**The problem:**
Using the material that follows, identify and copy each line with the string "transactions".

**Dataset extract:**
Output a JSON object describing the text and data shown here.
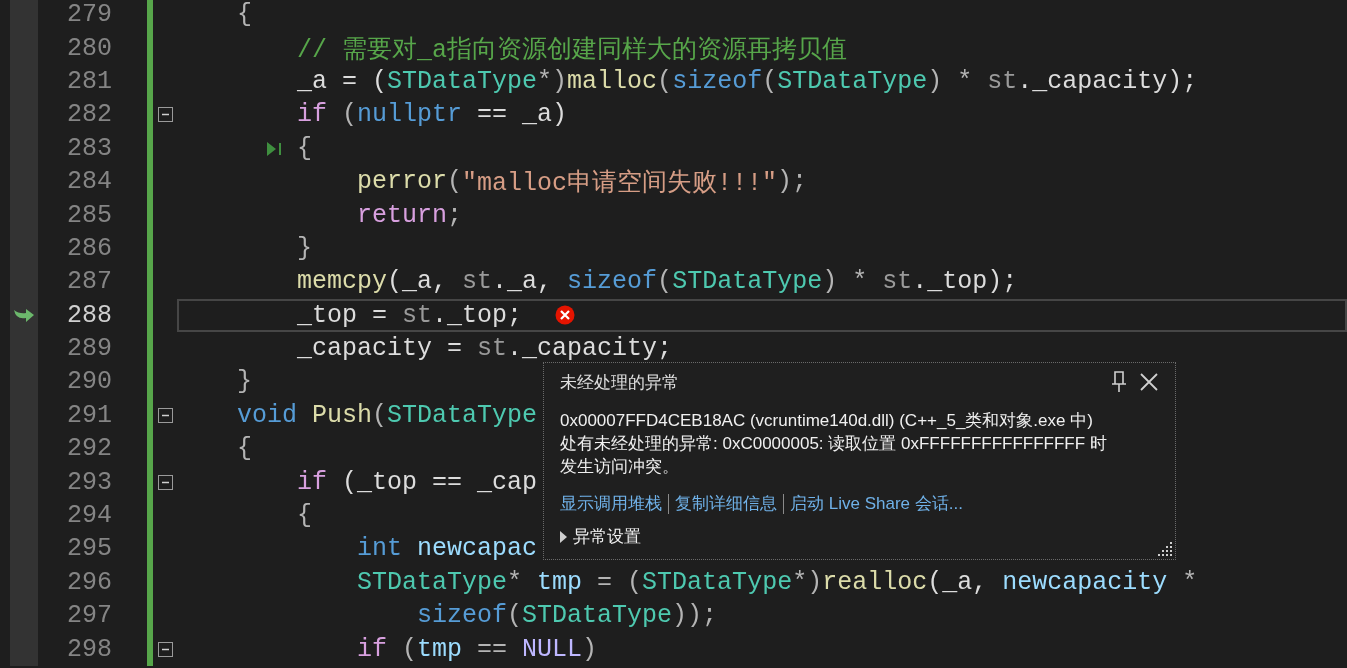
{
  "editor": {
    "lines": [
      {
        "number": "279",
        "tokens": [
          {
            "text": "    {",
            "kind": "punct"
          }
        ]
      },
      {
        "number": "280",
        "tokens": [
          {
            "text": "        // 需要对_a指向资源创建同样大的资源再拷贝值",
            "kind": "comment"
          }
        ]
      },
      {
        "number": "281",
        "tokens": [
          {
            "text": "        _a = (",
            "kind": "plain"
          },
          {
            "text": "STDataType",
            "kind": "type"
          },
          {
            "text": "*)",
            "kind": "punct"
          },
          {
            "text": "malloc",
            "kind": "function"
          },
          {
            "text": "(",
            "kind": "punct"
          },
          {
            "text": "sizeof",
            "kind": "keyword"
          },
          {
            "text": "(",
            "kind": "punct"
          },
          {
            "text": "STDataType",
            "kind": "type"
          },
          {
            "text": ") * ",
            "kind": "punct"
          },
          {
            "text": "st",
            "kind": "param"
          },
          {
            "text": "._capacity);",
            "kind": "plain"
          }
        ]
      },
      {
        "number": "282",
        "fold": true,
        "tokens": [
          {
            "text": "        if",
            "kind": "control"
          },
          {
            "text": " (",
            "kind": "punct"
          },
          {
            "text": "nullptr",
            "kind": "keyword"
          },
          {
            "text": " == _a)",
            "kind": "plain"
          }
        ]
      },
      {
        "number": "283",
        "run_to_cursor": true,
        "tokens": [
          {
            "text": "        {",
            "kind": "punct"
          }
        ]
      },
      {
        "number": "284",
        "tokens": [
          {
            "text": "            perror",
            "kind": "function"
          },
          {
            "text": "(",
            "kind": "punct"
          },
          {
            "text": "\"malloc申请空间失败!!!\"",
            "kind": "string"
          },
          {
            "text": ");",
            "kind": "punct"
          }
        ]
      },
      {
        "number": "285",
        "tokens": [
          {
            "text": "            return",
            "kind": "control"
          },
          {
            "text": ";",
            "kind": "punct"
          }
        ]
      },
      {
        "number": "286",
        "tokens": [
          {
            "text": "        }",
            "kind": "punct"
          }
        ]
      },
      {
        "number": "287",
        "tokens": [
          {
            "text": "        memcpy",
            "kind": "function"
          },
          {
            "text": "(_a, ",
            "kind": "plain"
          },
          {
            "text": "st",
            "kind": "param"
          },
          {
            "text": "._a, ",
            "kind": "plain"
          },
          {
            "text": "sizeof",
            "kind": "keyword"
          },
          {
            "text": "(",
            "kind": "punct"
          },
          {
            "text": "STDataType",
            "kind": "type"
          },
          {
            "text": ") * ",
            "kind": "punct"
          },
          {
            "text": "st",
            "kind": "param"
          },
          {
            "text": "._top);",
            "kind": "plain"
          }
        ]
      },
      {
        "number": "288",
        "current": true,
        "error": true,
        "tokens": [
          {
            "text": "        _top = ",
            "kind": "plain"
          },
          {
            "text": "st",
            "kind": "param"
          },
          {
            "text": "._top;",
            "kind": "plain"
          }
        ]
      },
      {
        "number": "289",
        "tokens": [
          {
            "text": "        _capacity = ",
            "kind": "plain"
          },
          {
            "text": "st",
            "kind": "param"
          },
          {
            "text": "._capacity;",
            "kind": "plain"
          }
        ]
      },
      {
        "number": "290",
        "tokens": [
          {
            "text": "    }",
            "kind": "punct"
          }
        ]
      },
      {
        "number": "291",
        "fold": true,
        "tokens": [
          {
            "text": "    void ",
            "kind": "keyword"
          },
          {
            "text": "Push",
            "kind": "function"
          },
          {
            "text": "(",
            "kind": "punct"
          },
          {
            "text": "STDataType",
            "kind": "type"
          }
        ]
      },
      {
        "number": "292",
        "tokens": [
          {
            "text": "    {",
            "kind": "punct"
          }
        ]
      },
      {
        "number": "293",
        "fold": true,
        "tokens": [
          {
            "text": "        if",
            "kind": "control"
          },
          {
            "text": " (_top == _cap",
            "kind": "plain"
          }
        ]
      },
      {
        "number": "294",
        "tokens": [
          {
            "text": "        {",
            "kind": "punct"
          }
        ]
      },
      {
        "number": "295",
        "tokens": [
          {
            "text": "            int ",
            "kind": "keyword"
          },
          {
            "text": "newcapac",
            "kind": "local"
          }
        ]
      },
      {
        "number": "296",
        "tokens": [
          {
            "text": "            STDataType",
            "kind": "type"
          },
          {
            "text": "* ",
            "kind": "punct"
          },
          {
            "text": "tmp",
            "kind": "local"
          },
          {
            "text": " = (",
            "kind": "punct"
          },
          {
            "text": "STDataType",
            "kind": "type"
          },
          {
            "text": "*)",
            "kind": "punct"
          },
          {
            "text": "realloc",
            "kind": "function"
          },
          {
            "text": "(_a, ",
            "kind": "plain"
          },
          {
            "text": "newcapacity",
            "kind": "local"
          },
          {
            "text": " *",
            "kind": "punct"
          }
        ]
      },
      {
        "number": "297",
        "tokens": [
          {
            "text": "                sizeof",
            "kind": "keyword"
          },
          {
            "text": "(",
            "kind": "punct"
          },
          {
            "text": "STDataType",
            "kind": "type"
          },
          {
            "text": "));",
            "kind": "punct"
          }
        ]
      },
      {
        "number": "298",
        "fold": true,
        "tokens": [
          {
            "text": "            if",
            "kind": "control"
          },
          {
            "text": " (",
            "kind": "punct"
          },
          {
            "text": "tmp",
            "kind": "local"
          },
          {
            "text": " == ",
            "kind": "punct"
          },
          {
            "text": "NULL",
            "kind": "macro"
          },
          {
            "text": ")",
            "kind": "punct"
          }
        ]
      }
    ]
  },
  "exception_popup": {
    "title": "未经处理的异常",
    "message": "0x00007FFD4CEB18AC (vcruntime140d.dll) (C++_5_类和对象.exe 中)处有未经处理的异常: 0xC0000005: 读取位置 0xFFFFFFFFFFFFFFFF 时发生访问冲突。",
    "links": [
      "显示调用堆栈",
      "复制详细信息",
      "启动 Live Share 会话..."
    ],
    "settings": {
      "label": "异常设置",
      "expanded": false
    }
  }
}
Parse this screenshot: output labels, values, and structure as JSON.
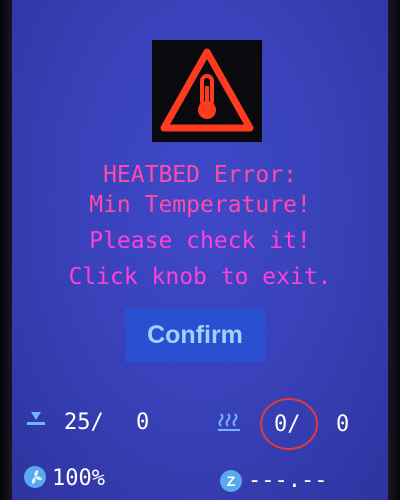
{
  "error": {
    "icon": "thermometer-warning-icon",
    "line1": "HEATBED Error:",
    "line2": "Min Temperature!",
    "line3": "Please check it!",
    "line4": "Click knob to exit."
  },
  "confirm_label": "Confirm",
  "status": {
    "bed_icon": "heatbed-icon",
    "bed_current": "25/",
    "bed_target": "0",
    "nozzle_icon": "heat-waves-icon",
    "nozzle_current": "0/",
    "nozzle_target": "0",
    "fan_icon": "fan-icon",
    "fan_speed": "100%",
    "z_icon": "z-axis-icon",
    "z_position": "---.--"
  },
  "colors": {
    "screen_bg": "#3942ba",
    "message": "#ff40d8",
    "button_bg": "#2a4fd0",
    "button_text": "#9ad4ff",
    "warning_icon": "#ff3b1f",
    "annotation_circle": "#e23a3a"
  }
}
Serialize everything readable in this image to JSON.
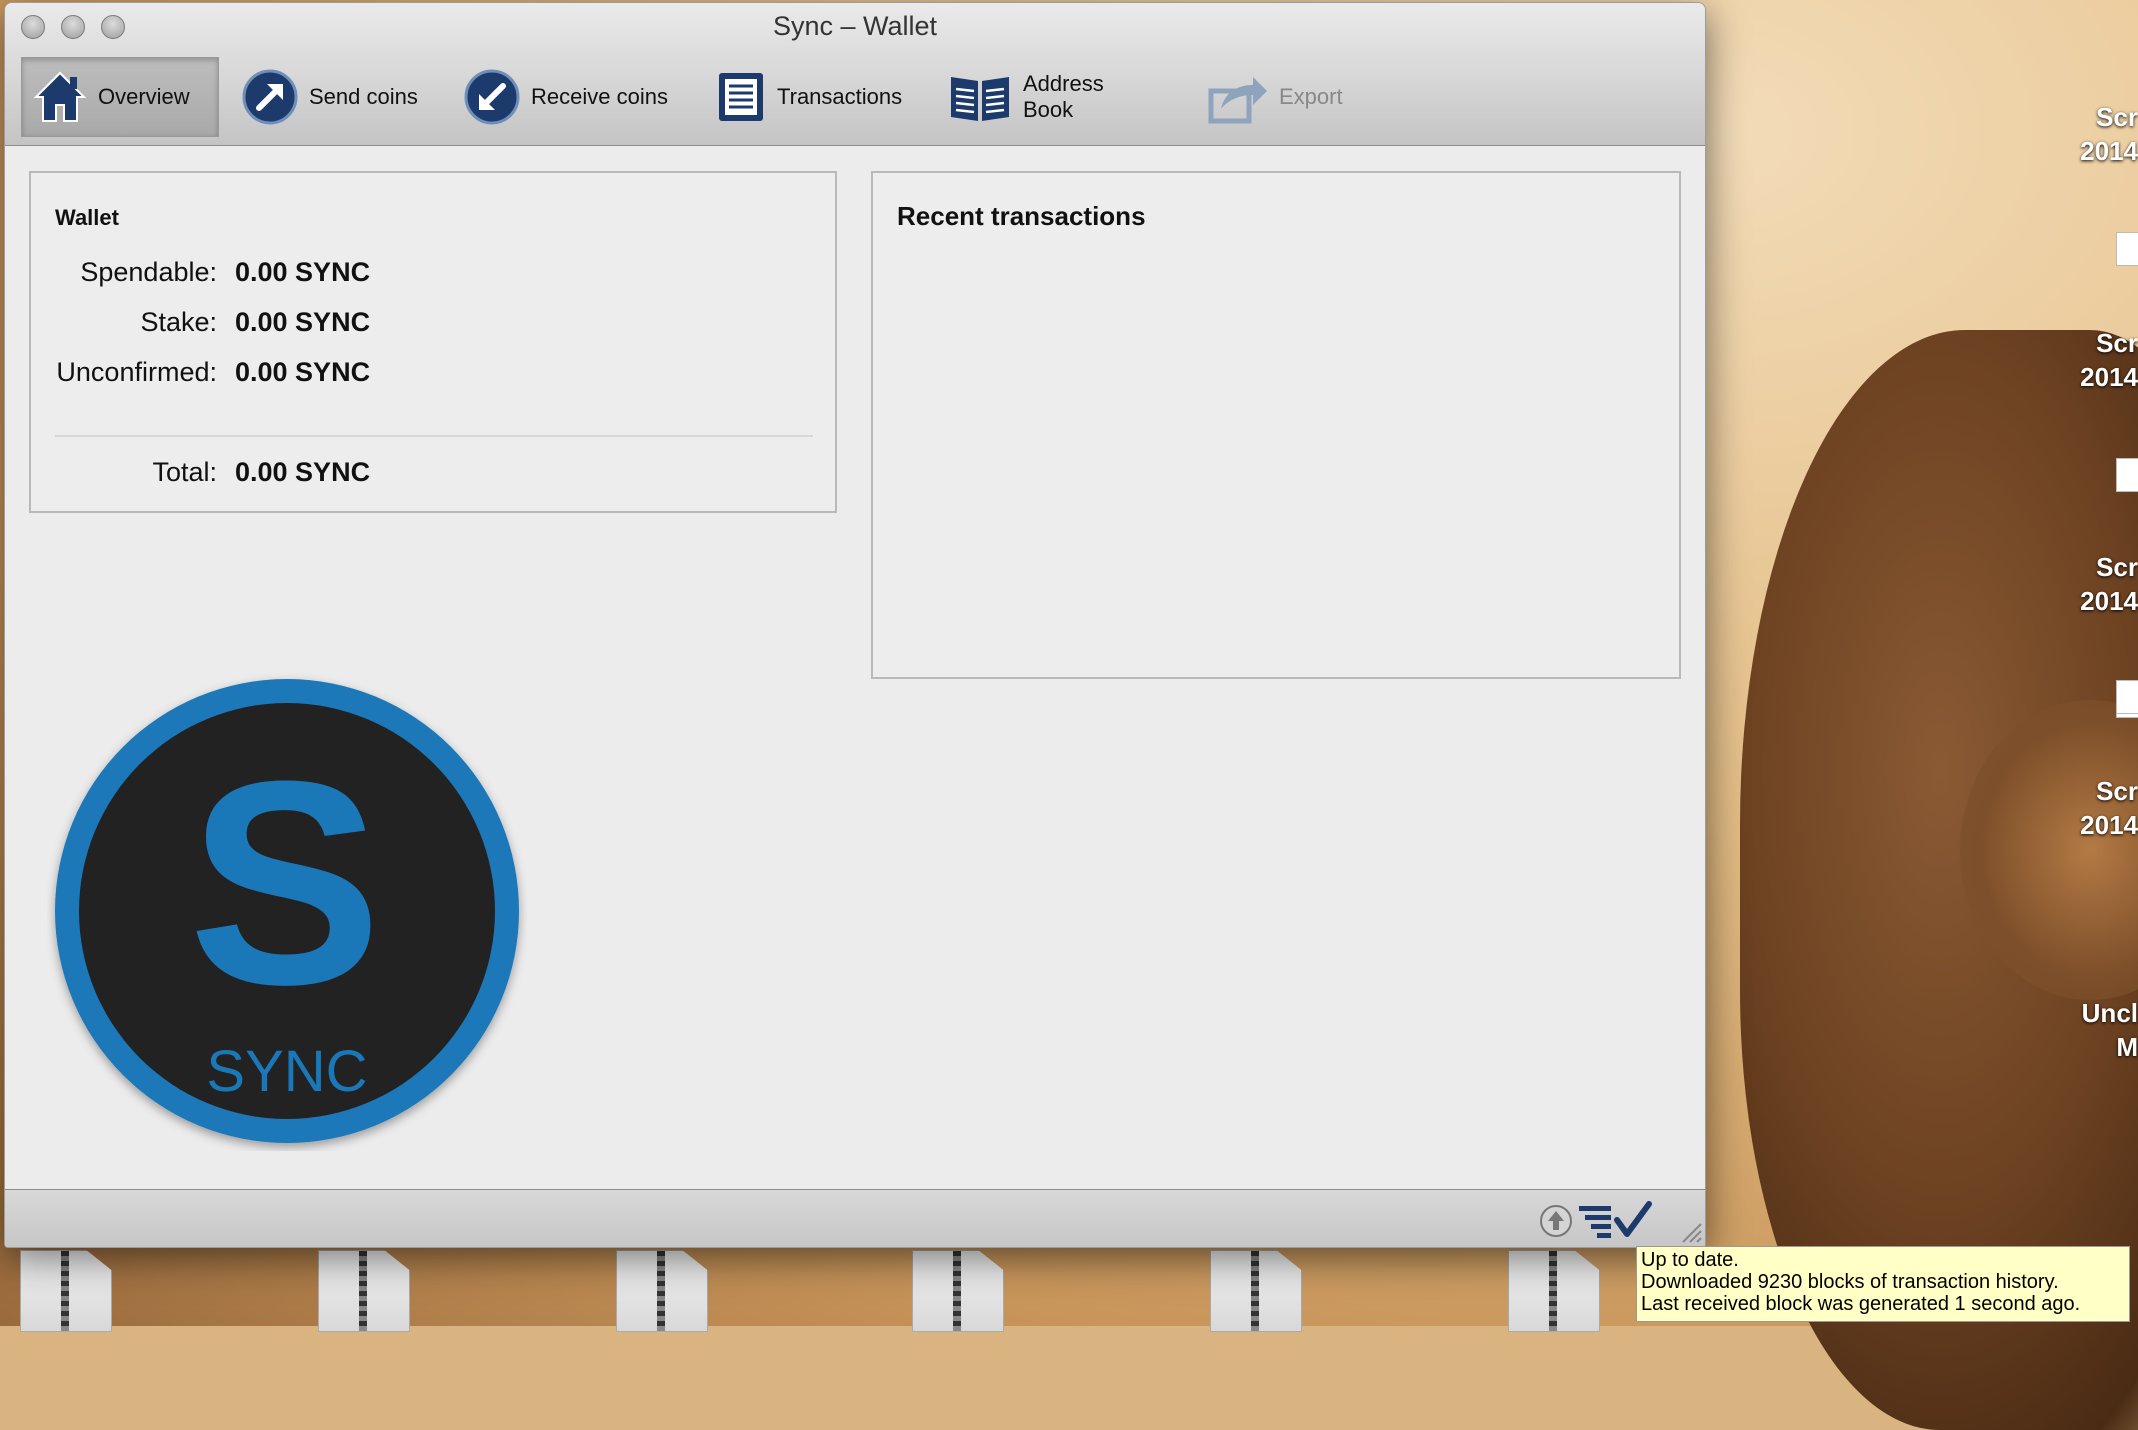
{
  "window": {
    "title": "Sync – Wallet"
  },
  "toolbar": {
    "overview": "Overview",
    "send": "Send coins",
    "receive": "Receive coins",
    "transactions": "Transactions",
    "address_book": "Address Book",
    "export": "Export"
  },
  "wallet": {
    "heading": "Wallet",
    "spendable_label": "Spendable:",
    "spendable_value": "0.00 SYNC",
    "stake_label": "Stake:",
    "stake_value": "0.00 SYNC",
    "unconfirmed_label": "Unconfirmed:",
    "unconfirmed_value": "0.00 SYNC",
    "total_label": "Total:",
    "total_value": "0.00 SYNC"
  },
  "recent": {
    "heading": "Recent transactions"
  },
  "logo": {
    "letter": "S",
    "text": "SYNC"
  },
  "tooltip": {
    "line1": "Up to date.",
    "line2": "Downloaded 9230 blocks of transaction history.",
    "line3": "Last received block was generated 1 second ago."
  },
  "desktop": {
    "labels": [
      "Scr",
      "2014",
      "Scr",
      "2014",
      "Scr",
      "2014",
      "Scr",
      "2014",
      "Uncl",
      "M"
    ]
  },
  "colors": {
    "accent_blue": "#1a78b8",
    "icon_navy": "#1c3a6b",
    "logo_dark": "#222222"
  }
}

**Solution to the problem:**
    "transactions": "Transactions",
    "heading": "Recent transactions"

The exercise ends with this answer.